Press release

Special Daily Brief of Ukraine: Sanctions in response to Russia’s invasion

on 23.02.2022

As Russian illegitimate recognition of two Ukrainian breakaway regions escalates the security situation, Western allies enact sanctions. These are examined in today’s brief.


Russia’s upper house unanimously approved a request from President Putin to send troops into Donbas on a ‘peacekeeping’ mission. The Russian President told reporters on Tuesday that the best solution is for Ukraine to abandon all ambition of joining NATO. In the same statement, he announced that the Minsk Agreement is effectively dead, moreover he recognized the separatists’ claim to the entire Donbass region. Consequently, setting a pretext for further escalation and possible open conflict with Ukraine. ‘Predicting specific possible action is impossible, it depends on the situation’, according to President Putin. Russia also announced plans to withdraw its diplomatic staff from Kyiv, citing failure by Ukrainian authorities to adequately respond to threats to its diplomatic staff.

United States

In response to the recognition, American President Joe Biden announced severe sanctions against two of Russia’s largest financial institutions, VEB and it military branch as well as targeting Russian elites and their family members. Speaking from the White House President Biden said Washington is prepared to go further if Russia continued its invasion as President Putin ‘bizarrely asserted that these regions (Donetsk and Luhansk) are no longer part of Ukraine and their sovereign territory.’ Antony Blinken, US Secretary of State cancelled a planned meeting with Sergei Lavrov his Russian counterpart in the wake of Russia’s decision to send troops into Eastern Ukraine.

European Union

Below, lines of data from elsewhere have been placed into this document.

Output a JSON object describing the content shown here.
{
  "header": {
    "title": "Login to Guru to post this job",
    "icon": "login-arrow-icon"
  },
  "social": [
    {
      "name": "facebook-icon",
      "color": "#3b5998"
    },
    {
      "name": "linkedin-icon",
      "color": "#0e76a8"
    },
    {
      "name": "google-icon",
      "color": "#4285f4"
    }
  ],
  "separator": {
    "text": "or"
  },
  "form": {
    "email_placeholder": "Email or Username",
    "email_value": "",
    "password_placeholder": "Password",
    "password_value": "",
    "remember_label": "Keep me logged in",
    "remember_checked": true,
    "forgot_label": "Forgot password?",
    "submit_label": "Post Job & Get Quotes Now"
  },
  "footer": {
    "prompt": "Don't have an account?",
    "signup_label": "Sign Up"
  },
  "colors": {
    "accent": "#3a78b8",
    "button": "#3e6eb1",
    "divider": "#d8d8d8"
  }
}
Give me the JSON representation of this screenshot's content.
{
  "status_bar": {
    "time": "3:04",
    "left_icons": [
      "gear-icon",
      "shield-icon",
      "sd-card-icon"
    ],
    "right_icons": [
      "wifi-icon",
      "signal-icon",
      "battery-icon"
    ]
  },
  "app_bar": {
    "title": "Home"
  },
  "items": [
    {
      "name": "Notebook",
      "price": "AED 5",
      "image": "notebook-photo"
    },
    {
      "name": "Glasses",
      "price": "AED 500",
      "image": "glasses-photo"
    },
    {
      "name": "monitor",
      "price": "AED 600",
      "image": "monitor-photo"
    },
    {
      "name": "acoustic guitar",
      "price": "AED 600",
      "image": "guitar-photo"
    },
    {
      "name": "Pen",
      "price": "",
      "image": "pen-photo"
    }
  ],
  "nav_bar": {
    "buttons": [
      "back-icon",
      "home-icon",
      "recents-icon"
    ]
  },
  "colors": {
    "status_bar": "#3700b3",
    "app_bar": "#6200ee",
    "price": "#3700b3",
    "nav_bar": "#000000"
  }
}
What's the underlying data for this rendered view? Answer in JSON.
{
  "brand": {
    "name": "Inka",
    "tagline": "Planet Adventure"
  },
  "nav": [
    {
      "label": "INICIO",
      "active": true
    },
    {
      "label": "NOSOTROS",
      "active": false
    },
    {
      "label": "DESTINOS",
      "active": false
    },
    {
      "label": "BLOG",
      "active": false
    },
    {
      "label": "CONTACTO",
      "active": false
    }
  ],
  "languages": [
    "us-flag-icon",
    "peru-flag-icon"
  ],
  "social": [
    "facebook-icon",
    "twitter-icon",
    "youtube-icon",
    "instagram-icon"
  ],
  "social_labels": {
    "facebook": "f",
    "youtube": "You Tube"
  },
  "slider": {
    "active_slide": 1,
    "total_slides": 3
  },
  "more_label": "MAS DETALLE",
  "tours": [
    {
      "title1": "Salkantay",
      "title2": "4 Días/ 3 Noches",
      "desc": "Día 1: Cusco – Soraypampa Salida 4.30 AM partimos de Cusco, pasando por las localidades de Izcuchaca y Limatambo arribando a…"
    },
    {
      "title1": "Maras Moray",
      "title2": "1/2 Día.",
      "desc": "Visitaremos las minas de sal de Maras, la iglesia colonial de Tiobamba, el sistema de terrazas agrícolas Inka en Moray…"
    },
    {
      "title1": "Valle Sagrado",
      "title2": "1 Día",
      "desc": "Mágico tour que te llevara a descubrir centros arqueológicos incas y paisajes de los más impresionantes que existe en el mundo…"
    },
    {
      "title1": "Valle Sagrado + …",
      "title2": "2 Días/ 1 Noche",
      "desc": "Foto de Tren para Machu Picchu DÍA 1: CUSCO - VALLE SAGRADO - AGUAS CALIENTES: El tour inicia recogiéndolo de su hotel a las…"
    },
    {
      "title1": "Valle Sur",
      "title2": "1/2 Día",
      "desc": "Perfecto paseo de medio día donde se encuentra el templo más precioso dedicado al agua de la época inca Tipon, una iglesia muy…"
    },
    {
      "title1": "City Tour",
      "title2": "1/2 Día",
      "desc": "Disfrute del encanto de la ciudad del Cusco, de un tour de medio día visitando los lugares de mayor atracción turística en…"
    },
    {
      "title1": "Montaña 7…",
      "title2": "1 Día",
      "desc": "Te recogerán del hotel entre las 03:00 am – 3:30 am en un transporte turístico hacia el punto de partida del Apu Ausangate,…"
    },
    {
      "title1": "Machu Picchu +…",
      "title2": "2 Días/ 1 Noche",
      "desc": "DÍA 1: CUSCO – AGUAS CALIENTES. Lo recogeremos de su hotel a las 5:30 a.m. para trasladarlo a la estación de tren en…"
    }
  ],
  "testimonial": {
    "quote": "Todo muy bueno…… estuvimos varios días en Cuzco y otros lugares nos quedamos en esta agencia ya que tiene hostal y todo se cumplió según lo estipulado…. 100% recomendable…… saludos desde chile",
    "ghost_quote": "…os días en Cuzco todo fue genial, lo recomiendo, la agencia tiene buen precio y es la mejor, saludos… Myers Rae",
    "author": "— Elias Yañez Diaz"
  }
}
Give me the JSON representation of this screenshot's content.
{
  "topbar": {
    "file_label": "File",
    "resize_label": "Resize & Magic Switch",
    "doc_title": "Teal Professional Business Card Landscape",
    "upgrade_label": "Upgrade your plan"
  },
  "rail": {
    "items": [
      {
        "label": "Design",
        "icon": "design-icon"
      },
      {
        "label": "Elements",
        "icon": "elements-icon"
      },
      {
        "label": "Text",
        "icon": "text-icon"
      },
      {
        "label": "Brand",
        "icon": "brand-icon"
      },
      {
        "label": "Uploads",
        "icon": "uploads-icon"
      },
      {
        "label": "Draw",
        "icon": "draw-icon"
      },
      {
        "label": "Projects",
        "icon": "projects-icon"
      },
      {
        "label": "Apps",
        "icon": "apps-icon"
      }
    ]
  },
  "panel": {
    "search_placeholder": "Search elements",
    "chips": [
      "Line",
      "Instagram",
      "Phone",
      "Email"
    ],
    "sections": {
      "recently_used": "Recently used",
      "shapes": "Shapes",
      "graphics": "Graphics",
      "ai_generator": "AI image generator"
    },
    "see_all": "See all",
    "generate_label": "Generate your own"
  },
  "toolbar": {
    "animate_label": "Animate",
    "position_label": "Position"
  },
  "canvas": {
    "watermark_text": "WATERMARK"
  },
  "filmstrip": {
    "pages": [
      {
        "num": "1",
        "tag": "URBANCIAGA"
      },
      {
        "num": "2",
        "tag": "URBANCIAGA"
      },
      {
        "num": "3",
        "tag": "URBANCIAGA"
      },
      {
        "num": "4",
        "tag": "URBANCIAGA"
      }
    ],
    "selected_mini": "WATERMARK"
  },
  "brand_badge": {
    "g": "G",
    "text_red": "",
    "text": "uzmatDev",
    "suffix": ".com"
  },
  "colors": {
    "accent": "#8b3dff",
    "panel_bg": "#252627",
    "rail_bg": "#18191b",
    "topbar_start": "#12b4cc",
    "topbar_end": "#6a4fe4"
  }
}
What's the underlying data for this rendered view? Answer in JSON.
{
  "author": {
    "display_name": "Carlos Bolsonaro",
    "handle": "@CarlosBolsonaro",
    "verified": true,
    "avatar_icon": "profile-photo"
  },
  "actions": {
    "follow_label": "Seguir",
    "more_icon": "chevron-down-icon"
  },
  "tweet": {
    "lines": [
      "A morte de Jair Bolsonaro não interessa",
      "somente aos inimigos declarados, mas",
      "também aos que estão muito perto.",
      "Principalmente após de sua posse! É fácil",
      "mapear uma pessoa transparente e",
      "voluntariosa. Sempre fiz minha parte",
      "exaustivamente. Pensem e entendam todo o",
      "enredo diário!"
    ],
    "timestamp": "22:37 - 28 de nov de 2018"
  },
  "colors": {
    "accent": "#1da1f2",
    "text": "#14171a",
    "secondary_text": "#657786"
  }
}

European Union joined Britain and the United States by unanimously approving the first package of sanctions specifically targeting 351 members of the Russian parliament and 27 individual entities responsible for undermining Ukraine’s sovereignty. Including the suspension of the Russian-owned gas pipeline NORD Stream 2 that cost almost 11 billion USD. “This package of sanctions that has been approved unanimously will hurt Russia and it will hurt a lot,” said Josep Borrell Fontelles, the bloc’s foreign policy chief.  Furthermore, the European Union declared that bigger sanctions could follow but stopped short of defining the exact trigger for these sanctions. Russia’s decision to recognize the Ukrainian regions of Donetsk and Luhansk is illegal and completely unacceptable,” said the Commission President Ursula von der Leyen. It is thought by European observers that by keeping Russian troops from crossing the contact line between separatists and Ukrainian Army, Russia is trying to stay below the toughest sanctions threshold in a tactic of ‘advance, pause, negotiate’, said Mr. Speck of the German Mashall Fund.


Ukrainian President Volodymyr Zelensky spoke to journalists on Tuesday in Kyiv after meeting with Estonian President Alar Karis calling on Western partner countries to support Ukraine with tough sanctions as well as with tough words. He also admitted to considering the severing of diplomatic relations between Ukraine and the Russian Federation. At the press conference in Estonia, he affirmed Ukraine’s readiness to defend itself. In a similar statement Ukraine’s Foreign Minister Dmytro Kuleba met with US Secretary of State Antony Blinken on Tuesday and said that Ukraine would ‘utilize every tool of diplomacy to deter Russia’ and ‘If that fails, Plan B is to fight for every inch of our land, and every city and every village’


Following Russia’s recognition of breakaway regions, Slovak opposition members were quick to defend Russia’s actions. Citing Ukraine as the aggressor, they claimed that Ukraine provoked and threatened Russia while the West senselessly supported this aggression. This is the latest episode in a very public campaign of Slovak opposition politicians support of Russia and condemnation by any means a meaningful response to Russian aggression. Going as far as inciting personal attacks on members of the ruling coalition parliamentarians as well as even  purchasing public billboards denouncing  President Čaputová  and the coalition as traitors for approving the recent defence treaty with United States.

In response to this position, a public protest against Russian aggression is organized for Wednesday 23 February outside of Russian embassy, to demonstrate that there are members of wider public who are not supporting Russia.

Bucharest Nine

Presidents of nine Central and Eastern European countries have confirmed that they will meet in Warsaw on Friday 25 February in response to the current situation in Ukraine, according to Mr Jakub Kumoch the Head of Polish President’s International Politics Bureau. The Bucharest Nine format has existed since 2014 and consists of four Visegrad countries Czech, Hungary, Poland, and Slovakia, three Baltic countries: Estonia, Latvia and Lithuania and two Eastern Europe countries: Bulgaria and Romania.


Fellow and Project Manager, Future of Security Programme



Fellow and Project Manager, Future of Security Programme